As of 2000, there were 14 students in Bioley-Orjulaz who came from another municipality, while 47 residents attended schools outside the municipality.[15]


  1. ^ Arealstatistik Standard - Gemeindedaten nach 4 Hauptbereichen
  2. ^ a b Swiss Federal Statistical Office - STAT-TAB, online database – Ständige und nichtständige Wohnbevölkerung nach institutionellen Gliederungen, Geburtsort und Staatsangehörigkeit (in German) accessed 30 August 2017
  3. ^ a b Bioley-Orjulaz in German, French and Italian in the online Historical Dictionary of Switzerland.

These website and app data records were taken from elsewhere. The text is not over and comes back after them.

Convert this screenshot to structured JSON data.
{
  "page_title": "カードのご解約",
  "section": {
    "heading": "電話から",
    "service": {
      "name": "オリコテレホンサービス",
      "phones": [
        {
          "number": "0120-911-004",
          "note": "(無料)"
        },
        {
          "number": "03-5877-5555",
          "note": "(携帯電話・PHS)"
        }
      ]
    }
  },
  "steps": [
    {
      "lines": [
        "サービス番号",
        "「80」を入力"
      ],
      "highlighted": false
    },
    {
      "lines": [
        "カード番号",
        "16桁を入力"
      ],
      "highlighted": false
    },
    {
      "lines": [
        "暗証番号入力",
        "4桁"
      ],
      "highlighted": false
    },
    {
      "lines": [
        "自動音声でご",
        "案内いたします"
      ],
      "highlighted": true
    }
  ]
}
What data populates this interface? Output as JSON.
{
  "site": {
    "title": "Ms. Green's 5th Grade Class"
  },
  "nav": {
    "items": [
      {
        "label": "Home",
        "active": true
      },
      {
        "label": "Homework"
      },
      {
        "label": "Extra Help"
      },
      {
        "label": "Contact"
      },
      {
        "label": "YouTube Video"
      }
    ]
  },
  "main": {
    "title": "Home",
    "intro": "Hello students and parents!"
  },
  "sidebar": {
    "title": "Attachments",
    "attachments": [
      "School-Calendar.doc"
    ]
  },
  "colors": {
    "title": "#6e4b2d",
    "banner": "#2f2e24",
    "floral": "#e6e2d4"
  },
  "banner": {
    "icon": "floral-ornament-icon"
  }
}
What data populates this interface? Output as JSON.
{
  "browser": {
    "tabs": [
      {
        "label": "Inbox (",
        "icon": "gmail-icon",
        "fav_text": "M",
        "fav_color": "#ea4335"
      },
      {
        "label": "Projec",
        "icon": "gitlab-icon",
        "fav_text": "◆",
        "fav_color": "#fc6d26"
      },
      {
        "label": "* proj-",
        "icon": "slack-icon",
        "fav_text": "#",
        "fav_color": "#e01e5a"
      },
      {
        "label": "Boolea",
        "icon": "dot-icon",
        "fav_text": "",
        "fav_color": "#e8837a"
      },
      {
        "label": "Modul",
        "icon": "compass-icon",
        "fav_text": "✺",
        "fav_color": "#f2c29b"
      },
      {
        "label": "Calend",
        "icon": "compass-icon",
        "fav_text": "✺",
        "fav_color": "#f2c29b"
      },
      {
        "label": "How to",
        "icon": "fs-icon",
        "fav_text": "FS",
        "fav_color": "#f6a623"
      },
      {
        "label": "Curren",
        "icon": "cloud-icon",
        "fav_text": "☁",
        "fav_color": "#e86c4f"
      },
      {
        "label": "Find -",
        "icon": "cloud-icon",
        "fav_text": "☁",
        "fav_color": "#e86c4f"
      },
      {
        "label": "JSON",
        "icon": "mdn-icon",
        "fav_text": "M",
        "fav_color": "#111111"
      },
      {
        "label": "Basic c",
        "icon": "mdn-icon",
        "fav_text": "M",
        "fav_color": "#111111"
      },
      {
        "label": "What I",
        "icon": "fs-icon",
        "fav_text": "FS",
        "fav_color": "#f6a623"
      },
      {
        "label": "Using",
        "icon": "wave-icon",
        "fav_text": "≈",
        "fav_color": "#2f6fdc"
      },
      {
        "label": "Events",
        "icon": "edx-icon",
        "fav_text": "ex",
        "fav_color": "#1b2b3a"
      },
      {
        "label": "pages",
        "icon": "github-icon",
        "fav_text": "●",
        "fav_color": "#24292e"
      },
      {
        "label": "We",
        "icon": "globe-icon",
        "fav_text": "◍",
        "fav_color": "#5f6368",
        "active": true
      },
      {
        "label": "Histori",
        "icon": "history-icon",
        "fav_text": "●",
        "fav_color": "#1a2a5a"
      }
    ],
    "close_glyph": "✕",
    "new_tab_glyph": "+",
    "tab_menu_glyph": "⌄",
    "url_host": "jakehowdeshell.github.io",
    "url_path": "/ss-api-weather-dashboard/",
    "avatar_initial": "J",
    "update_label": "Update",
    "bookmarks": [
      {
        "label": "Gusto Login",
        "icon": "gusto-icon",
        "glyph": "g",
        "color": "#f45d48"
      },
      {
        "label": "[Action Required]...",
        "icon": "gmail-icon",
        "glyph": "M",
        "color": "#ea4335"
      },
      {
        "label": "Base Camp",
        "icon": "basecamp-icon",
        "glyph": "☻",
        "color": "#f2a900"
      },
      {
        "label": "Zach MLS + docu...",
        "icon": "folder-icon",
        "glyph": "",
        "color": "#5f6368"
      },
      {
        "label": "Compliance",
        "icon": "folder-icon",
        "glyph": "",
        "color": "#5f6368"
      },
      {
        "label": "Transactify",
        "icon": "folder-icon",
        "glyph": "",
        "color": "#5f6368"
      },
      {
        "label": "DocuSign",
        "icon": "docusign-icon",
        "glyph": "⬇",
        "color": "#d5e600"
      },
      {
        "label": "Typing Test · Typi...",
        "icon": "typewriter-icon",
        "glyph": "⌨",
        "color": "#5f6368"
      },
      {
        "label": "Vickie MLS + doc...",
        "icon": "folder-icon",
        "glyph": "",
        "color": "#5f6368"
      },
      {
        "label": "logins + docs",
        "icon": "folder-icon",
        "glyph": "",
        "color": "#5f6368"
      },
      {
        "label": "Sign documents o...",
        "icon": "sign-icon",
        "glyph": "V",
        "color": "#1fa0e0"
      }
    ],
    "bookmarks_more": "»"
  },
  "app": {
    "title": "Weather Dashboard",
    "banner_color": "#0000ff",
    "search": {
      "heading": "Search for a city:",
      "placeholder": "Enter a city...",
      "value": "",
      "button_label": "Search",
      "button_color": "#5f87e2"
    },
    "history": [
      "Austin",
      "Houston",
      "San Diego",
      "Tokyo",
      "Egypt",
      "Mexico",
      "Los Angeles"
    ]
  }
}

  4. ^ a b Swiss Federal Statistical Office-Land Use Statistics 2009 data (in German) accessed 25 March 2010
  5. ^ Nomenklaturen – Amtliches Gemeindeverzeichnis der Schweiz (in German) accessed 4 April 2011
  6. ^ Flags of the accessed 26-May-2011
  7. ^ a b Swiss Federal Statistical Office - Superweb database - Gemeinde Statistics 1981-2008 Archived June 28, 2010, at the Wayback Machine. (in German) accessed 19 June 2010
  8. ^ a b c d e f Swiss Federal Statistical Office Archived January 5, 2016, at the Wayback Machine. accessed 26-May-2011
  9. ^ a b c d e f STAT-TAB Datenwürfel für Thema 40.3 - 2000 Archived August 9, 2013, at the Wayback Machine. (in German) accessed 2 February 2011
  10. ^ Canton of Vaud Statistical Office (in French) accessed 29 April 2011
  11. ^ a b Swiss Federal Statistical Office STAT-TAB - Datenwürfel für Thema 09.2 - Gebäude und Wohnungen Archived September 7, 2014, at the Wayback Machine. (in German) accessed 28 January 2011
  12. ^ Swiss Federal Statistical Office STAT-TAB Bevölkerungsentwicklung nach Region, 1850-2000 Archived September 30, 2014, at the Wayback Machine. (in German) accessed 29 January 2011
  13. ^ Swiss Federal Statistical Office, Nationalratswahlen 2007: Stärke der Parteien und Wahlbeteiligung, nach Gemeinden/Bezirk/Canton Archived May 14, 2015, at the Wayback Machine. (in German) accessed 28 May 2010
  14. ^ Swiss Federal Statistical Office STAT-TAB Betriebszählung: Arbeitsstätten nach Gemeinde und NOGA 2008 (Abschnitte), Sektoren 1-3 Archived December 25, 2014, at the Wayback Machine. (in German) accessed 28 January 2011
  15. ^ a b Swiss Federal Statistical Office - Statweb (in German) accessed 24 June 2010
  16. ^ Organigramme de l'école vaudoise, année scolaire 2009-2010 (in French) accessed 2 May 2011
  17. ^ Canton of Vaud Statistical Office - Scol. obligatoire/filières de transition (in French) accessed 2 May 2011